What is the value of a used tyre?

We often think about products in terms of their first use. The tyres on our car provide us with mobility. But what happens once they get changed at the garage and picked up by the recycler? The answer is, more value is created.

According to the English Environment Agency, the UK generated over 550,000 tonnes of waste tyres in 2019. That’s over 60 million tyres. Although there are different sizes and manufacturers for tyres, the materials used are similar. Typically, natural rubber, steel, textile, and chemicals compose a tyre. Various mixes are considered to extend the lifetime of the tyre, yet it will inevitably reach its end-of-life stage. As materials begin to wear, the tyre can no longer be safely used.

Before the 2006 EU Landfill directive, most worn-out tyres were landfilled. The process is deemed highly toxic and economically inefficient. Fortunately, a shift in policy to ban landfill waste pushed the growth of tyre recycling and retreading.

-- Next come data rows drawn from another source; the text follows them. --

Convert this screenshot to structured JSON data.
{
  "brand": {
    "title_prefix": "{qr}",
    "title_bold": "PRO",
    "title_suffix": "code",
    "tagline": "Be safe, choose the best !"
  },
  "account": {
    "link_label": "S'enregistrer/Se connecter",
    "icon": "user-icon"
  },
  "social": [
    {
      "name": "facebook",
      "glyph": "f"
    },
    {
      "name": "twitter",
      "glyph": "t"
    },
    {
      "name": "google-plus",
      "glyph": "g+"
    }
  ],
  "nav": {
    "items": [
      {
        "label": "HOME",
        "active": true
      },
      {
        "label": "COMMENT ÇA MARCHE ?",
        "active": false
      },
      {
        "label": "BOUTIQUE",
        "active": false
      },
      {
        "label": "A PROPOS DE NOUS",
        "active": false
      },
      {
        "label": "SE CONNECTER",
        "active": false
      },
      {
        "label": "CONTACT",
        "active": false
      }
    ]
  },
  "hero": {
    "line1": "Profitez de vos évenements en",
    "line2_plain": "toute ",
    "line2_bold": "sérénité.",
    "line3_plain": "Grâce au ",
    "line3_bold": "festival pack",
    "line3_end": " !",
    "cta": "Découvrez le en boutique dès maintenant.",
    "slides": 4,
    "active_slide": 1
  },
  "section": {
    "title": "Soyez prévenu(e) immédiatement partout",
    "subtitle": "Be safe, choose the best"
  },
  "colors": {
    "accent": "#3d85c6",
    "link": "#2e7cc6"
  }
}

Tyre recycling can is achieved through mechanical or chemical means, while the latter is recognised as a game changer in the recycling space.